● **TASK OBJECTIVE**
Each line of the data must be copied exactly.

##### DATASET ENTRIES #####

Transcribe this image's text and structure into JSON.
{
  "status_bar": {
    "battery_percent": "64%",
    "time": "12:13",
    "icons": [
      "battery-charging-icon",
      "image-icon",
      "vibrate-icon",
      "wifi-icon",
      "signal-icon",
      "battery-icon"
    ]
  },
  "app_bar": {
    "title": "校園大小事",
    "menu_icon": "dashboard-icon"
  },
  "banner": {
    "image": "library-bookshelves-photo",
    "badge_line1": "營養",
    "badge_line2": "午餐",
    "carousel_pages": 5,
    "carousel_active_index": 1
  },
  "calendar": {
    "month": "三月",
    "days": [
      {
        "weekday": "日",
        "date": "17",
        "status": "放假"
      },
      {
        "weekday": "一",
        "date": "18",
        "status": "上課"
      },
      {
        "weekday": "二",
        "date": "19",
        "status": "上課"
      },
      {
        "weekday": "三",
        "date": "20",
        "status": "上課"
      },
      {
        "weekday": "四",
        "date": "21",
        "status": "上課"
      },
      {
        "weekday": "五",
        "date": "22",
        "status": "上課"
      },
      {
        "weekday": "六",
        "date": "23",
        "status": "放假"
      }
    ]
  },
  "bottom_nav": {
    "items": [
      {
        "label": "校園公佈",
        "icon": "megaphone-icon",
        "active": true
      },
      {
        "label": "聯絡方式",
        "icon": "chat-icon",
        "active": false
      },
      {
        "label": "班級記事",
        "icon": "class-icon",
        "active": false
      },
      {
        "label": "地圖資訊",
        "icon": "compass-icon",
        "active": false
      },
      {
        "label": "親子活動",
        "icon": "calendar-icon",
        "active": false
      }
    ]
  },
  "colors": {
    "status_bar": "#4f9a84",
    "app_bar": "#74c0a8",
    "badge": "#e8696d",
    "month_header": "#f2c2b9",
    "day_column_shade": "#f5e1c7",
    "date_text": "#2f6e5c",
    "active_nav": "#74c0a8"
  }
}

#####

● **EXERCISE SOLUTION**
Transcribe this image's text and structure into JSON.
{
  "status_bar": {
    "battery_percent": "64%",
    "time": "12:13",
    "icons": [
      "battery-charging-icon",
      "image-icon",
      "vibrate-icon",
      "wifi-icon",
      "signal-icon",
      "battery-icon"
    ]
  },
  "app_bar": {
    "title": "校園大小事",
    "menu_icon": "dashboard-icon"
  },
  "banner": {
    "image": "library-bookshelves-photo",
    "badge_line1": "營養",
    "badge_line2": "午餐",
    "carousel_pages": 5,
    "carousel_active_index": 1
  },
  "calendar": {
    "month": "三月",
    "days": [
      {
        "weekday": "日",
        "date": "17",
        "status": "放假"
      },
      {
        "weekday": "一",
        "date": "18",
        "status": "上課"
      },
      {
        "weekday": "二",
        "date": "19",
        "status": "上課"
      },
      {
        "weekday": "三",
        "date": "20",
        "status": "上課"
      },
      {
        "weekday": "四",
        "date": "21",
        "status": "上課"
      },
      {
        "weekday": "五",
        "date": "22",
        "status": "上課"
      },
      {
        "weekday": "六",
        "date": "23",
        "status": "放假"
      }
    ]
  },
  "bottom_nav": {
    "items": [
      {
        "label": "校園公佈",
        "icon": "megaphone-icon",
        "active": true
      },
      {
        "label": "聯絡方式",
        "icon": "chat-icon",
        "active": false
      },
      {
        "label": "班級記事",
        "icon": "class-icon",
        "active": false
      },
      {
        "label": "地圖資訊",
        "icon": "compass-icon",
        "active": false
      },
      {
        "label": "親子活動",
        "icon": "calendar-icon",
        "active": false
      }
    ]
  },
  "colors": {
    "status_bar": "#4f9a84",
    "app_bar": "#74c0a8",
    "badge": "#e8696d",
    "month_header": "#f2c2b9",
    "day_column_shade": "#f5e1c7",
    "date_text": "#2f6e5c",
    "active_nav": "#74c0a8"
  }
}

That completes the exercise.